**BRIEF:** Within the data, how many lines hold the word "count"? Answer with nothing but the number.

▼▼▼

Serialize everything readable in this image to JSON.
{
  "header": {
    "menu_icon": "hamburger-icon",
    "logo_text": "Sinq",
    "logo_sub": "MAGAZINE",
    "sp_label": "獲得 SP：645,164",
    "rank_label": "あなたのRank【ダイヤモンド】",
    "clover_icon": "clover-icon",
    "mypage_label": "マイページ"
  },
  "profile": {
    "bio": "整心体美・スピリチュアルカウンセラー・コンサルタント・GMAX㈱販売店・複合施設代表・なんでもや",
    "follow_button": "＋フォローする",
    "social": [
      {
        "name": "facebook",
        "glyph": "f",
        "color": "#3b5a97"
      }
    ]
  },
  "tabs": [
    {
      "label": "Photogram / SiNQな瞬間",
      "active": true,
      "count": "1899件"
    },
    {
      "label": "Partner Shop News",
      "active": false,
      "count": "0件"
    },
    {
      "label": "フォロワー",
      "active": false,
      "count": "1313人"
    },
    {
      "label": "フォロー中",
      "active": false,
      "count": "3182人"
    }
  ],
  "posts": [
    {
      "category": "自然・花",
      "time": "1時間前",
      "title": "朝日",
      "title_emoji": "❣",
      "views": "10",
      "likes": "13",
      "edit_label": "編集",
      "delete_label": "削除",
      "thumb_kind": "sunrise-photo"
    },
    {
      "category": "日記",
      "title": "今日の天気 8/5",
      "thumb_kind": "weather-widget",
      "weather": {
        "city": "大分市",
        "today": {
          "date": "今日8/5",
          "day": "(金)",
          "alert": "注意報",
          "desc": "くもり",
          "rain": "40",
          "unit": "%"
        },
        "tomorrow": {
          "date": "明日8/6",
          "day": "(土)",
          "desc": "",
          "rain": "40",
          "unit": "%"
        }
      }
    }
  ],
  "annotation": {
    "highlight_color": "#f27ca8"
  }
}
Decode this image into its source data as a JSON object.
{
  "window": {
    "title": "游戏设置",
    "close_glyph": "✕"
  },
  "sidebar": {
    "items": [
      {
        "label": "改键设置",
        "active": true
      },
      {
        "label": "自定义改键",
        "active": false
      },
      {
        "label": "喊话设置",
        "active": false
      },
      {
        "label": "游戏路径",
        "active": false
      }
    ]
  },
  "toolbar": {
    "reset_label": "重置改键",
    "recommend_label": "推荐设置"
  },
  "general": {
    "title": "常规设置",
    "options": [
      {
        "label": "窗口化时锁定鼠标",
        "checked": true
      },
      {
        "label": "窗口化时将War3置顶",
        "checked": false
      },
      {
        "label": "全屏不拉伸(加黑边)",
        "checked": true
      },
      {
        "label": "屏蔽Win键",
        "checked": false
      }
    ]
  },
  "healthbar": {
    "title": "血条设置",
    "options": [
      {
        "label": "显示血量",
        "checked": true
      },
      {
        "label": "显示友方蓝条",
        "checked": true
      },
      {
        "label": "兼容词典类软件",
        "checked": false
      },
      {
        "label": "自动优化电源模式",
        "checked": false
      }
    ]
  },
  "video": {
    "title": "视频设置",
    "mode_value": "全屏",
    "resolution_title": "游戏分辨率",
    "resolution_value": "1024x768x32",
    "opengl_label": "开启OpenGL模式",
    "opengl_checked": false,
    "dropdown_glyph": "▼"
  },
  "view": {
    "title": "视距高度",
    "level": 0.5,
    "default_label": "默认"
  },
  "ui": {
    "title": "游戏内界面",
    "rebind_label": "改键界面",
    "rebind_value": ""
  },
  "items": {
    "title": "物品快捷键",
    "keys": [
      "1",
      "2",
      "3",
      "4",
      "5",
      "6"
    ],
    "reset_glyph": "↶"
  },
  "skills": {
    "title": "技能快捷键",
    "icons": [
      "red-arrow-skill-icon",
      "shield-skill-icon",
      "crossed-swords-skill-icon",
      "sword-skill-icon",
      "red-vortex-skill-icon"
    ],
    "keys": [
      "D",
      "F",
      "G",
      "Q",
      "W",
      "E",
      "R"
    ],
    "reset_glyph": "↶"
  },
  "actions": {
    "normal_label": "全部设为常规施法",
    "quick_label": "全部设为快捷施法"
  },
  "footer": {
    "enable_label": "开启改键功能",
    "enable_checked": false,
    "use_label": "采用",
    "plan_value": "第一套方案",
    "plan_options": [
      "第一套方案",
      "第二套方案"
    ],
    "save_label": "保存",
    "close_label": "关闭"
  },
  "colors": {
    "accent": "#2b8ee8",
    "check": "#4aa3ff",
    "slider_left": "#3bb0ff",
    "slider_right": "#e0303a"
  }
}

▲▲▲

**ANSWER BELOW:** 4